Once again, I'd like to point out that Luna gives her recruits EVEN LESS information about what's going on and what they're getting into than Kyubey does.

Oh, interesting, Usagi is Justice and Ami is Intelligence.

Bah, stop upstaging everyone, Tuxedo Jackass. You're even worse than Angel.

Moon Tiara brutal murder count: 2/2.

Ami and Usagi want each other SO BAD you guys. They're all blushes and smiles and handholding, I flat-out refuse to not ship them.

This ad for Crunchyroll Devices is reminding me of the thing they keep showing at movie theaters from MPAA about how movies deserve to be watched on the big screen, not the little. It's an anti-piracy ad, but it makes me laugh because it works just as well as anti-paying for movie rentals, DVD purchases, and streaming services.

Ah, image of our next recruit. I have a feeling she is going to be one of the characters most different from the Abridged Series version.

This was rather spectacularly better than the first episode, but I'm not going to actually LIKE this show until they get rid of at least one of super-whining or Tuxedo Fedora swooping in to save the day.

Tuesday, July 22, 2014

I just realized a major upside to the end of My Little Po-Mo

Namely, I can skip Rainbow Rocks if I want to, without feeling the least bit guilty about it.

This isn't to say that I necessarily will skip it, just that I can feel free to wait and see what other people think of it. If the divide of people who did and didn't like it is more or less the same as for Equestria Girls, then I skip it.

Monday, July 21, 2014

Images I really wanted to use for yesterday's post and couldn't

Usually, I'm fine working within my self-imposed rules.

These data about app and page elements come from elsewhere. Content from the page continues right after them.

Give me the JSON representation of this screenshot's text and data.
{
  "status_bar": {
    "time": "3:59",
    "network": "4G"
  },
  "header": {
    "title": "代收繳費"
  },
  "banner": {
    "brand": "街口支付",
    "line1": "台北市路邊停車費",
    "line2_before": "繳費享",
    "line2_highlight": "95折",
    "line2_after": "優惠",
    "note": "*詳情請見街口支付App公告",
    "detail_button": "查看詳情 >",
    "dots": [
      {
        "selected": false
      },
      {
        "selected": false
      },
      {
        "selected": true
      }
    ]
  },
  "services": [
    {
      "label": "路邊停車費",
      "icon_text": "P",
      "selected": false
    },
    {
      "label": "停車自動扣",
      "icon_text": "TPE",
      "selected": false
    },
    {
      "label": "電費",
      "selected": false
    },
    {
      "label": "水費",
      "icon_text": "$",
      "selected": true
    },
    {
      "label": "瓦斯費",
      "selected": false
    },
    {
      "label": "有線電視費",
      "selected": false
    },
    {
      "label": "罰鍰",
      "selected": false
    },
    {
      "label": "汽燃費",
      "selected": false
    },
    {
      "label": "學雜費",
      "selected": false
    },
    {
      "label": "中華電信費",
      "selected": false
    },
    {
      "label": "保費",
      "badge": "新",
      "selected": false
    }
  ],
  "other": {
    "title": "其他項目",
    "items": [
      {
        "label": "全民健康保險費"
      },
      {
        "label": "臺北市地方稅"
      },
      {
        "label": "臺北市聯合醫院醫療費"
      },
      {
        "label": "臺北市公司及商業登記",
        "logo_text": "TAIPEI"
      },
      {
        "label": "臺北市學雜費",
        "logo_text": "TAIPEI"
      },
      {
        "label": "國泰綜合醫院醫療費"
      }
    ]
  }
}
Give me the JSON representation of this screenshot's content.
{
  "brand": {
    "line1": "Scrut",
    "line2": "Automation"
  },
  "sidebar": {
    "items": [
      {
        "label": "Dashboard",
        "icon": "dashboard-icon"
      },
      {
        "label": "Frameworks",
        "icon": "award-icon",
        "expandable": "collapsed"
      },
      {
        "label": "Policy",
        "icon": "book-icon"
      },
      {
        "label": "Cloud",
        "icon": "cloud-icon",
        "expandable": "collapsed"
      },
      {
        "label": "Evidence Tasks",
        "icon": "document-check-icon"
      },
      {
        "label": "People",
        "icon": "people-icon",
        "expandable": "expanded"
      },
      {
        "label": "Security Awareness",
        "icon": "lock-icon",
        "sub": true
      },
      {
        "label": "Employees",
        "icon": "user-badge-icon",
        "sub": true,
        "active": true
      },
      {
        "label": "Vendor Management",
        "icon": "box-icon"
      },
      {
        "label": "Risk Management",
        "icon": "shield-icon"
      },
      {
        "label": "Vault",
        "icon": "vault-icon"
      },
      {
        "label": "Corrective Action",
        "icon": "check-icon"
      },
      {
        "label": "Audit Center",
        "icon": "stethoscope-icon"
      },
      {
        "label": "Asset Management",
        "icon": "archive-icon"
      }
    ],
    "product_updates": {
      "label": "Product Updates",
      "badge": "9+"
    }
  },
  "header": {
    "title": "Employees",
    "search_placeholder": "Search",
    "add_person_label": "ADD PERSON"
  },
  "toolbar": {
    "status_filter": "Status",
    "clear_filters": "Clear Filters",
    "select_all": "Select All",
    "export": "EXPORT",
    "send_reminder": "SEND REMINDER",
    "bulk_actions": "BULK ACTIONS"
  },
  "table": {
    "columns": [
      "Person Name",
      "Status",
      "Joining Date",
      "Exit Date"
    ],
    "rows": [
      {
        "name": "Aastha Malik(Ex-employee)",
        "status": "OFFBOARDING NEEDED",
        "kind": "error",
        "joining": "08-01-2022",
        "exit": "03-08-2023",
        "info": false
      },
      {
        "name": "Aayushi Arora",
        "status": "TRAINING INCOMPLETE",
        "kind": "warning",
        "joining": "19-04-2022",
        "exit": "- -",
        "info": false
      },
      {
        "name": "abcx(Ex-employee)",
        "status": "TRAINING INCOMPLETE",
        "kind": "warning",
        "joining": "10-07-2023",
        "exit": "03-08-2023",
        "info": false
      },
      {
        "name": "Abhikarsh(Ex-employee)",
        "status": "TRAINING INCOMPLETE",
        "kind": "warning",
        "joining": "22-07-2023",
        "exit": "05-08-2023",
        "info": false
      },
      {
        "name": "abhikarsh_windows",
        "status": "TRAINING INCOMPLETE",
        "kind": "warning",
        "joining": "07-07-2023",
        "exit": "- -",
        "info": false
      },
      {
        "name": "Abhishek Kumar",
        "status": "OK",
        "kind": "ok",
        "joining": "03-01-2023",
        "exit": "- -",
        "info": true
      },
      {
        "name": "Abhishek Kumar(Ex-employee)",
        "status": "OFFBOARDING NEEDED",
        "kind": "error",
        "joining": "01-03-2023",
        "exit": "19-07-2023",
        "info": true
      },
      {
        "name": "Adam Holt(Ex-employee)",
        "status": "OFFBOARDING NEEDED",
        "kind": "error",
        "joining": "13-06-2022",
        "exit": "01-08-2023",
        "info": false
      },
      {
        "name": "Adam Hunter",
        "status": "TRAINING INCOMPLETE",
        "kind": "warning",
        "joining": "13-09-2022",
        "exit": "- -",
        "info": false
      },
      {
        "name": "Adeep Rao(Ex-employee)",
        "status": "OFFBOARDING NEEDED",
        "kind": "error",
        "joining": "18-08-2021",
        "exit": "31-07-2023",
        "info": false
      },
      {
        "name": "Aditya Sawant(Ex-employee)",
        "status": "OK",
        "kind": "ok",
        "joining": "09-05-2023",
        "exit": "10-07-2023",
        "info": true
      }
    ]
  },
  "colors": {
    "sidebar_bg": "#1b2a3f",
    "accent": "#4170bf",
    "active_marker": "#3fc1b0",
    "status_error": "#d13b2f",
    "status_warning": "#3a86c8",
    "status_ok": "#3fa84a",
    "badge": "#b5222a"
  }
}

One of those rules, which I've never had any problem with before, is that I include a screencap from the episode with a funny (or "funny," depending on how much you share my sense of humor) caption.

But yesterday's post left me really, really wishing I let myself use images other than screencaps to illustrate an episode, because then I could have used one of these two:



or